What is needed — In this exercise, every entry below is to be reproduced word for word.

Exercise data —
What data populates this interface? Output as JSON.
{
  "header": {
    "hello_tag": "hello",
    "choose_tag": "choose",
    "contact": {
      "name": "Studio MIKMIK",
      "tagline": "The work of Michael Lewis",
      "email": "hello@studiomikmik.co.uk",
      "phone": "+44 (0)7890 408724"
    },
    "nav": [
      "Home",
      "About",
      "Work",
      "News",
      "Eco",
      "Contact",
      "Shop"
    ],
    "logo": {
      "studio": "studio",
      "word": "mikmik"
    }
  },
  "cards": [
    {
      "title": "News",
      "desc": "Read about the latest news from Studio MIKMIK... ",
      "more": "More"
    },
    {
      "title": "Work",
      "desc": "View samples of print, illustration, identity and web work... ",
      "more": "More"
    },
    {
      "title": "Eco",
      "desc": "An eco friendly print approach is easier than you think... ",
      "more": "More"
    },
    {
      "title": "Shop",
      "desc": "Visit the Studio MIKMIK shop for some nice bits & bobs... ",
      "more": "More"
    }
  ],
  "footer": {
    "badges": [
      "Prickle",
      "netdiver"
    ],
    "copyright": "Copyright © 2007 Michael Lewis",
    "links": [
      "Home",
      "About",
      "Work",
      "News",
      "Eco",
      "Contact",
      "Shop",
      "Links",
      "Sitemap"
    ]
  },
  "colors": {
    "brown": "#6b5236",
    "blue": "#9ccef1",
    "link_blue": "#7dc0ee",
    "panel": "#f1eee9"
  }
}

Solution to the exercise —
What data populates this interface? Output as JSON.
{
  "header": {
    "hello_tag": "hello",
    "choose_tag": "choose",
    "contact": {
      "name": "Studio MIKMIK",
      "tagline": "The work of Michael Lewis",
      "email": "hello@studiomikmik.co.uk",
      "phone": "+44 (0)7890 408724"
    },
    "nav": [
      "Home",
      "About",
      "Work",
      "News",
      "Eco",
      "Contact",
      "Shop"
    ],
    "logo": {
      "studio": "studio",
      "word": "mikmik"
    }
  },
  "cards": [
    {
      "title": "News",
      "desc": "Read about the latest news from Studio MIKMIK... ",
      "more": "More"
    },
    {
      "title": "Work",
      "desc": "View samples of print, illustration, identity and web work... ",
      "more": "More"
    },
    {
      "title": "Eco",
      "desc": "An eco friendly print approach is easier than you think... ",
      "more": "More"
    },
    {
      "title": "Shop",
      "desc": "Visit the Studio MIKMIK shop for some nice bits & bobs... ",
      "more": "More"
    }
  ],
  "footer": {
    "badges": [
      "Prickle",
      "netdiver"
    ],
    "copyright": "Copyright © 2007 Michael Lewis",
    "links": [
      "Home",
      "About",
      "Work",
      "News",
      "Eco",
      "Contact",
      "Shop",
      "Links",
      "Sitemap"
    ]
  },
  "colors": {
    "brown": "#6b5236",
    "blue": "#9ccef1",
    "link_blue": "#7dc0ee",
    "panel": "#f1eee9"
  }
}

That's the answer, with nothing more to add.